The Environment and Society in Africa|
Fall 2017 not offered
|Course Cluster: African Studies, African Studies Minor|
Resources from the African environment loom large in the histories of colonialism on the continent and contemporary international political relationships from cash crops to diamonds, uranium, and oil. This course will introduce students to the complex historical relationships between humans and the environment in Africa from the precolonial era to the postcolonial period. The continent is marked by incredible ecological and social diversity, and there is no one narrative or interpretation of environmental history in Africa. We will emphasize human responses to changing landscapes and the social management of resources. Some of the topics discussed will include precolonial perceptions of the environment; agriculture, food, and the global economy; disease and ecological transformation; the impacts of colonialism; and conservation, development, and social justice. We will end the course with a discussion of contemporary environmental issues in Africa.
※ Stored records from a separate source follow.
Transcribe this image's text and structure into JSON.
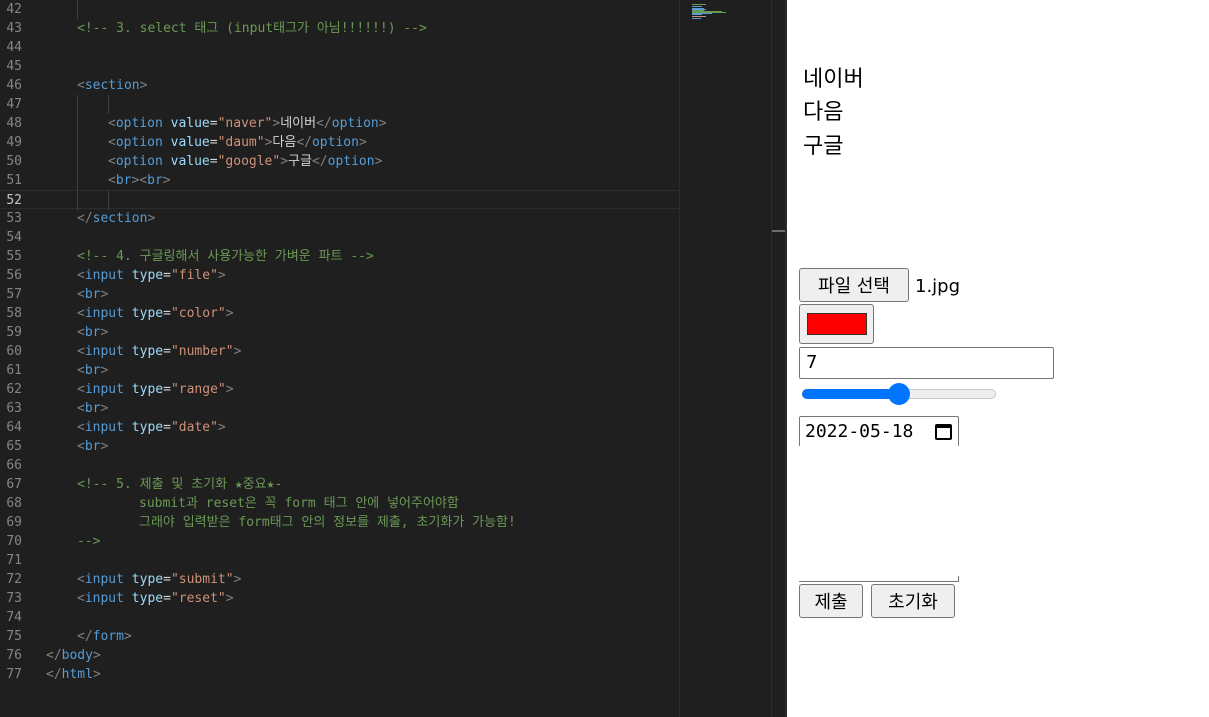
{
  "editor": {
    "lines": [
      {
        "n": "42",
        "tokens": []
      },
      {
        "n": "43",
        "tokens": [
          [
            "comment",
            "<!-- 3. select 태그 (input태그가 아님!!!!!!) -->"
          ]
        ]
      },
      {
        "n": "44",
        "tokens": []
      },
      {
        "n": "45",
        "tokens": []
      },
      {
        "n": "46",
        "tokens": [
          [
            "bracket",
            "<"
          ],
          [
            "tag",
            "section"
          ],
          [
            "bracket",
            ">"
          ]
        ]
      },
      {
        "n": "47",
        "tokens": []
      },
      {
        "n": "48",
        "tokens": [
          [
            "bracket",
            "<"
          ],
          [
            "tag",
            "option"
          ],
          [
            "text",
            " "
          ],
          [
            "attr",
            "value"
          ],
          [
            "text",
            "="
          ],
          [
            "str",
            "\"naver\""
          ],
          [
            "bracket",
            ">"
          ],
          [
            "text",
            "네이버"
          ],
          [
            "bracket",
            "</"
          ],
          [
            "tag",
            "option"
          ],
          [
            "bracket",
            ">"
          ]
        ]
      },
      {
        "n": "49",
        "tokens": [
          [
            "bracket",
            "<"
          ],
          [
            "tag",
            "option"
          ],
          [
            "text",
            " "
          ],
          [
            "attr",
            "value"
          ],
          [
            "text",
            "="
          ],
          [
            "str",
            "\"daum\""
          ],
          [
            "bracket",
            ">"
          ],
          [
            "text",
            "다음"
          ],
          [
            "bracket",
            "</"
          ],
          [
            "tag",
            "option"
          ],
          [
            "bracket",
            ">"
          ]
        ]
      },
      {
        "n": "50",
        "tokens": [
          [
            "bracket",
            "<"
          ],
          [
            "tag",
            "option"
          ],
          [
            "text",
            " "
          ],
          [
            "attr",
            "value"
          ],
          [
            "text",
            "="
          ],
          [
            "str",
            "\"google\""
          ],
          [
            "bracket",
            ">"
          ],
          [
            "text",
            "구글"
          ],
          [
            "bracket",
            "</"
          ],
          [
            "tag",
            "option"
          ],
          [
            "bracket",
            ">"
          ]
        ]
      },
      {
        "n": "51",
        "tokens": [
          [
            "bracket",
            "<"
          ],
          [
            "tag",
            "br"
          ],
          [
            "bracket",
            "><"
          ],
          [
            "tag",
            "br"
          ],
          [
            "bracket",
            ">"
          ]
        ]
      },
      {
        "n": "52",
        "tokens": []
      },
      {
        "n": "53",
        "tokens": [
          [
            "bracket",
            "</"
          ],
          [
            "tag",
            "section"
          ],
          [
            "bracket",
            ">"
          ]
        ]
      },
      {
        "n": "54",
        "tokens": []
      },
      {
        "n": "55",
        "tokens": [
          [
            "comment",
            "<!-- 4. 구글링해서 사용가능한 가벼운 파트 -->"
          ]
        ]
      },
      {
        "n": "56",
        "tokens": [
          [
            "bracket",
            "<"
          ],
          [
            "tag",
            "input"
          ],
          [
            "text",
            " "
          ],
          [
            "attr",
            "type"
          ],
          [
            "text",
            "="
          ],
          [
            "str",
            "\"file\""
          ],
          [
            "bracket",
            ">"
          ]
        ]
      },
      {
        "n": "57",
        "tokens": [
          [
            "bracket",
            "<"
          ],
          [
            "tag",
            "br"
          ],
          [
            "bracket",
            ">"
          ]
        ]
      },
      {
        "n": "58",
        "tokens": [
          [
            "bracket",
            "<"
          ],
          [
            "tag",
            "input"
          ],
          [
            "text",
            " "
          ],
          [
            "attr",
            "type"
          ],
          [
            "text",
            "="
          ],
          [
            "str",
            "\"color\""
          ],
          [
            "bracket",
            ">"
          ]
        ]
      },
      {
        "n": "59",
        "tokens": [
          [
            "bracket",
            "<"
          ],
          [
            "tag",
            "br"
          ],
          [
            "bracket",
            ">"
          ]
        ]
      },
      {
        "n": "60",
        "tokens": [
          [
            "bracket",
            "<"
          ],
          [
            "tag",
            "input"
          ],
          [
            "text",
            " "
          ],
          [
            "attr",
            "type"
          ],
          [
            "text",
            "="
          ],
          [
            "str",
            "\"number\""
          ],
          [
            "bracket",
            ">"
          ]
        ]
      },
      {
        "n": "61",
        "tokens": [
          [
            "bracket",
            "<"
          ],
          [
            "tag",
            "br"
          ],
          [
            "bracket",
            ">"
          ]
        ]
      },
      {
        "n": "62",
        "tokens": [
          [
            "bracket",
            "<"
          ],
          [
            "tag",
            "input"
          ],
          [
            "text",
            " "
          ],
          [
            "attr",
            "type"
          ],
          [
            "text",
            "="
          ],
          [
            "str",
            "\"range\""
          ],
          [
            "bracket",
            ">"
          ]
        ]
      },
      {
        "n": "63",
        "tokens": [
          [
            "bracket",
            "<"
          ],
          [
            "tag",
            "br"
          ],
          [
            "bracket",
            ">"
          ]
        ]
      },
      {
        "n": "64",
        "tokens": [
          [
            "bracket",
            "<"
          ],
          [
            "tag",
            "input"
          ],
          [
            "text",
            " "
          ],
          [
            "attr",
            "type"
          ],
          [
            "text",
            "="
          ],
          [
            "str",
            "\"date\""
          ],
          [
            "bracket",
            ">"
          ]
        ]
      },
      {
        "n": "65",
        "tokens": [
          [
            "bracket",
            "<"
          ],
          [
            "tag",
            "br"
          ],
          [
            "bracket",
            ">"
          ]
        ]
      },
      {
        "n": "66",
        "tokens": []
      },
      {
        "n": "67",
        "tokens": [
          [
            "comment",
            "<!-- 5. 제출 및 초기화 ★중요★-"
          ]
        ]
      },
      {
        "n": "68",
        "tokens": [
          [
            "comment",
            "submit과 reset은 꼭 form 태그 안에 넣어주어야함"
          ]
        ]
      },
      {
        "n": "69",
        "tokens": [
          [
            "comment",
            "그래야 입력받은 form태그 안의 정보를 제출, 초기화가 가능함!"
          ]
        ]
      },
      {
        "n": "70",
        "tokens": [
          [
            "comment",
            "-->"
          ]
        ]
      },
      {
        "n": "71",
        "tokens": []
      },
      {
        "n": "72",
        "tokens": [
          [
            "bracket",
            "<"
          ],
          [
            "tag",
            "input"
          ],
          [
            "text",
            " "
          ],
          [
            "attr",
            "type"
          ],
          [
            "text",
            "="
          ],
          [
            "str",
            "\"submit\""
          ],
          [
            "bracket",
            ">"
          ]
        ]
      },
      {
        "n": "73",
        "tokens": [
          [
            "bracket",
            "<"
          ],
          [
            "tag",
            "input"
          ],
          [
            "text",
            " "
          ],
          [
            "attr",
            "type"
          ],
          [
            "text",
            "="
          ],
          [
            "str",
            "\"reset\""
          ],
          [
            "bracket",
            ">"
          ]
        ]
      },
      {
        "n": "74",
        "tokens": []
      },
      {
        "n": "75",
        "tokens": [
          [
            "bracket",
            "</"
          ],
          [
            "tag",
            "form"
          ],
          [
            "bracket",
            ">"
          ]
        ]
      },
      {
        "n": "76",
        "tokens": [
          [
            "bracket",
            "</"
          ],
          [
            "tag",
            "body"
          ],
          [
            "bracket",
            ">"
          ]
        ]
      },
      {
        "n": "77",
        "tokens": [
          [
            "bracket",
            "</"
          ],
          [
            "tag",
            "html"
          ],
          [
            "bracket",
            ">"
          ]
        ]
      }
    ],
    "current_line": "52",
    "colors": {
      "comment": "#6a9955",
      "tag": "#569cd6",
      "attr": "#9cdcfe",
      "str": "#ce9178",
      "text": "#d4d4d4",
      "bracket": "#808080",
      "background": "#1f1f1f"
    }
  },
  "preview": {
    "options": [
      "네이버",
      "다음",
      "구글"
    ],
    "file_button_label": "파일 선택",
    "file_name": "1.jpg",
    "color_value": "#ff0000",
    "number_value": "7",
    "range_fraction": 0.5,
    "date_value": "2022-05-18",
    "submit_label": "제출",
    "reset_label": "초기화",
    "accent_color": "#0075ff"
  }
}
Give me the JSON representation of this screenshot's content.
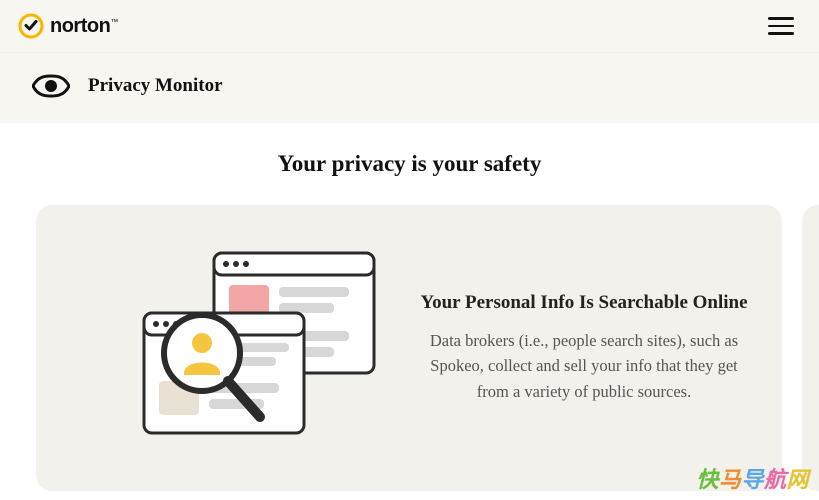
{
  "nav": {
    "brand": "norton",
    "brand_tm": "™"
  },
  "subheader": {
    "title": "Privacy Monitor"
  },
  "main": {
    "tagline": "Your privacy is your safety"
  },
  "cards": [
    {
      "title": "Your Personal Info Is Searchable Online",
      "body": "Data brokers (i.e., people search sites), such as Spokeo, collect and sell your info that they get from a variety of public sources."
    }
  ],
  "watermark": {
    "text": "快马导航网",
    "colors": [
      "#67c23a",
      "#f08c2e",
      "#5aa9e6",
      "#e86aa6",
      "#e7c330"
    ]
  },
  "icons": {
    "eye": "eye-icon",
    "hamburger": "menu-icon",
    "logo_check": "norton-check-icon",
    "illustration": "search-windows-person-icon"
  }
}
||Gen Ed Area Dept:
|Course Format: Seminar||Grading Mode: Graded|
||Fulfills a Major Requirement for: None
Jonathan Adams and Thomas McShane, THE MYTH OF WILD AFRICA: CONSERVATION WITHOUT ILLUSION
James McCann, GREEN LAND, BROWN LAND: AN ENVIRONMENTAL HISTORY OF AFRICA, 1800-1990
Judith A. Carney and Richard Nicholas Rosomoff, IN THE SHADOW OF SLAVERY: AFRICA'S BOTANICAL LEGACY IN THE ATLANTIC WORLD
Allen Isaacman and Barbara Isaacman, DAMS, DISPLACMENT, AND THE DELUSION OF DEVELOPMENT: CAHORA BASSA AND ITS LEGACIES IN MOZAMBIQUE, 1965-2007
Additional Readings TO BE ANNOUNCED
|Examination and Assignments: |
1 Map/Concept Exam, 3 Reading Response Papers, 1 Original Socio-Environmental Map, 1 Final Paper or Project
|Additional Requirements and/or Comments: |
THIS SECTION IS A FIRST-YEAR SEMINAR (FYS) CLASS.